__Task statement__. Give back one number only: how many lines in the material below contain "icon".

__Provided data__.
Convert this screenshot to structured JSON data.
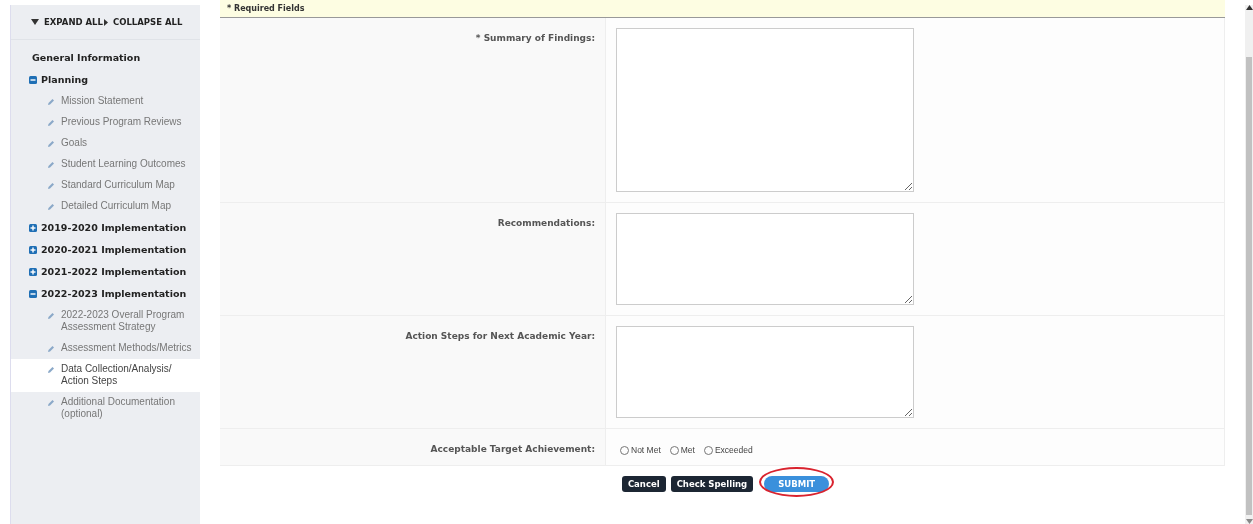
{
  "sidebar": {
    "expand_all": "EXPAND ALL",
    "collapse_all": "COLLAPSE ALL",
    "sections": [
      {
        "label": "General Information",
        "kind": "plain"
      },
      {
        "label": "Planning",
        "kind": "group",
        "expanded": true,
        "children": [
          {
            "label": "Mission Statement",
            "selected": false
          },
          {
            "label": "Previous Program Reviews",
            "selected": false
          },
          {
            "label": "Goals",
            "selected": false
          },
          {
            "label": "Student Learning Outcomes",
            "selected": false
          },
          {
            "label": "Standard Curriculum Map",
            "selected": false
          },
          {
            "label": "Detailed Curriculum Map",
            "selected": false
          }
        ]
      },
      {
        "label": "2019-2020 Implementation",
        "kind": "group",
        "expanded": false
      },
      {
        "label": "2020-2021 Implementation",
        "kind": "group",
        "expanded": false
      },
      {
        "label": "2021-2022 Implementation",
        "kind": "group",
        "expanded": false
      },
      {
        "label": "2022-2023 Implementation",
        "kind": "group",
        "expanded": true,
        "children": [
          {
            "label": "2022-2023 Overall Program Assessment Strategy",
            "selected": false
          },
          {
            "label": "Assessment Methods/Metrics",
            "selected": false
          },
          {
            "label": "Data Collection/Analysis/ Action Steps",
            "selected": true
          },
          {
            "label": "Additional Documentation (optional)",
            "selected": false
          }
        ]
      }
    ]
  },
  "form": {
    "required_note": "* Required Fields",
    "fields": [
      {
        "label": "* Summary of Findings:",
        "kind": "tall_textarea"
      },
      {
        "label": "Recommendations:",
        "kind": "textarea"
      },
      {
        "label": "Action Steps for Next Academic Year:",
        "kind": "textarea"
      },
      {
        "label": "Acceptable Target Achievement:",
        "kind": "radio",
        "options": [
          {
            "label": "Not Met",
            "selected": false
          },
          {
            "label": "Met",
            "selected": false
          },
          {
            "label": "Exceeded",
            "selected": false
          }
        ]
      }
    ]
  },
  "buttons": [
    {
      "label": "Cancel",
      "kind": "dark",
      "highlighted": false
    },
    {
      "label": "Check Spelling",
      "kind": "dark",
      "highlighted": false
    },
    {
      "label": "SUBMIT",
      "kind": "primary",
      "highlighted": true
    }
  ]
}
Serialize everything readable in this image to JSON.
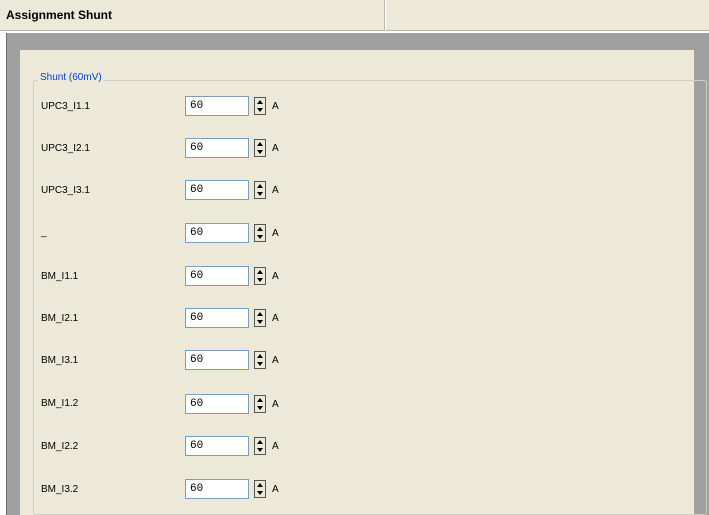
{
  "header": {
    "title": "Assignment Shunt"
  },
  "group": {
    "title": "Shunt (60mV)"
  },
  "rows": [
    {
      "label": "UPC3_I1.1",
      "value": "60",
      "unit": "A"
    },
    {
      "label": "UPC3_I2.1",
      "value": "60",
      "unit": "A"
    },
    {
      "label": "UPC3_I3.1",
      "value": "60",
      "unit": "A"
    },
    {
      "label": "_",
      "value": "60",
      "unit": "A"
    },
    {
      "label": "BM_I1.1",
      "value": "60",
      "unit": "A"
    },
    {
      "label": "BM_I2.1",
      "value": "60",
      "unit": "A"
    },
    {
      "label": "BM_I3.1",
      "value": "60",
      "unit": "A"
    },
    {
      "label": "BM_I1.2",
      "value": "60",
      "unit": "A"
    },
    {
      "label": "BM_I2.2",
      "value": "60",
      "unit": "A"
    },
    {
      "label": "BM_I3.2",
      "value": "60",
      "unit": "A"
    }
  ]
}
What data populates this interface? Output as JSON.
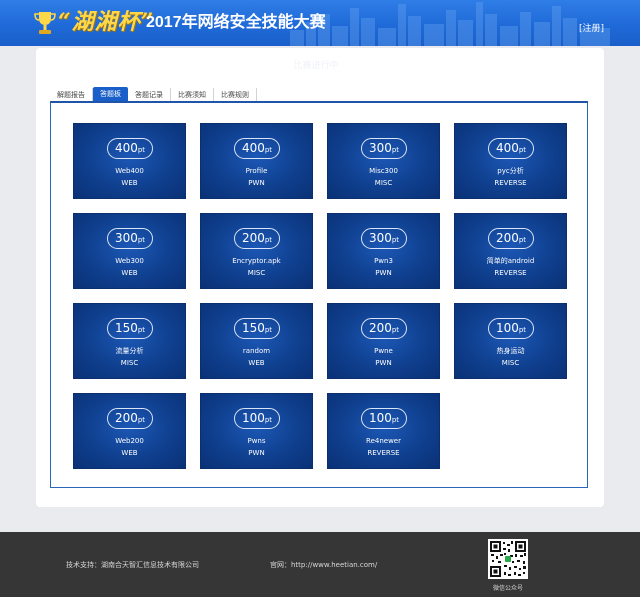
{
  "header": {
    "brand_quote": "“湖湘杯”",
    "title": "2017年网络安全技能大赛",
    "register_label": "[注册]",
    "trophy_icon": "trophy-icon"
  },
  "panel": {
    "subtitle": "比赛进行中"
  },
  "tabs": [
    {
      "label": "解题报告",
      "active": false
    },
    {
      "label": "答题板",
      "active": true
    },
    {
      "label": "答题记录",
      "active": false
    },
    {
      "label": "比赛须知",
      "active": false
    },
    {
      "label": "比赛规则",
      "active": false
    }
  ],
  "challenges": [
    {
      "points": "400",
      "unit": "pt",
      "name": "Web400",
      "category": "WEB"
    },
    {
      "points": "400",
      "unit": "pt",
      "name": "Profile",
      "category": "PWN"
    },
    {
      "points": "300",
      "unit": "pt",
      "name": "Misc300",
      "category": "MISC"
    },
    {
      "points": "400",
      "unit": "pt",
      "name": "pyc分析",
      "category": "REVERSE"
    },
    {
      "points": "300",
      "unit": "pt",
      "name": "Web300",
      "category": "WEB"
    },
    {
      "points": "200",
      "unit": "pt",
      "name": "Encryptor.apk",
      "category": "MISC"
    },
    {
      "points": "300",
      "unit": "pt",
      "name": "Pwn3",
      "category": "PWN"
    },
    {
      "points": "200",
      "unit": "pt",
      "name": "简单的android",
      "category": "REVERSE"
    },
    {
      "points": "150",
      "unit": "pt",
      "name": "流量分析",
      "category": "MISC"
    },
    {
      "points": "150",
      "unit": "pt",
      "name": "random",
      "category": "WEB"
    },
    {
      "points": "200",
      "unit": "pt",
      "name": "Pwne",
      "category": "PWN"
    },
    {
      "points": "100",
      "unit": "pt",
      "name": "热身运动",
      "category": "MISC"
    },
    {
      "points": "200",
      "unit": "pt",
      "name": "Web200",
      "category": "WEB"
    },
    {
      "points": "100",
      "unit": "pt",
      "name": "Pwns",
      "category": "PWN"
    },
    {
      "points": "100",
      "unit": "pt",
      "name": "Re4newer",
      "category": "REVERSE"
    }
  ],
  "footer": {
    "support": "技术支持：湖南合天智汇信息技术有限公司",
    "site": "官网：http://www.heetian.com/",
    "qr_caption": "微信公众号"
  }
}
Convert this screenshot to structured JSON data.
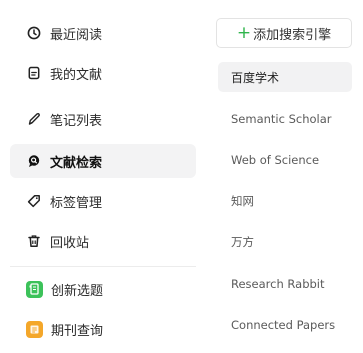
{
  "sidebar": {
    "items": [
      {
        "label": "最近阅读",
        "icon": "clock-icon"
      },
      {
        "label": "我的文献",
        "icon": "document-icon"
      },
      {
        "label": "笔记列表",
        "icon": "pen-icon"
      },
      {
        "label": "文献检索",
        "icon": "search-bubble-icon",
        "active": true
      },
      {
        "label": "标签管理",
        "icon": "tag-icon"
      },
      {
        "label": "回收站",
        "icon": "trash-icon"
      }
    ],
    "apps": [
      {
        "label": "创新选题",
        "icon": "innovation-topic-icon",
        "color": "#3cc25a"
      },
      {
        "label": "期刊查询",
        "icon": "journal-query-icon",
        "color": "#f4a72a"
      }
    ]
  },
  "search_engines": {
    "add_label": "添加搜索引擎",
    "items": [
      {
        "label": "百度学术",
        "active": true
      },
      {
        "label": "Semantic Scholar"
      },
      {
        "label": "Web of Science"
      },
      {
        "label": "知网"
      },
      {
        "label": "万方"
      },
      {
        "label": "Research Rabbit"
      },
      {
        "label": "Connected Papers"
      }
    ]
  },
  "colors": {
    "accent_green": "#2fb54c",
    "active_bg": "#f3f3f4"
  }
}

__Exercise output__. 9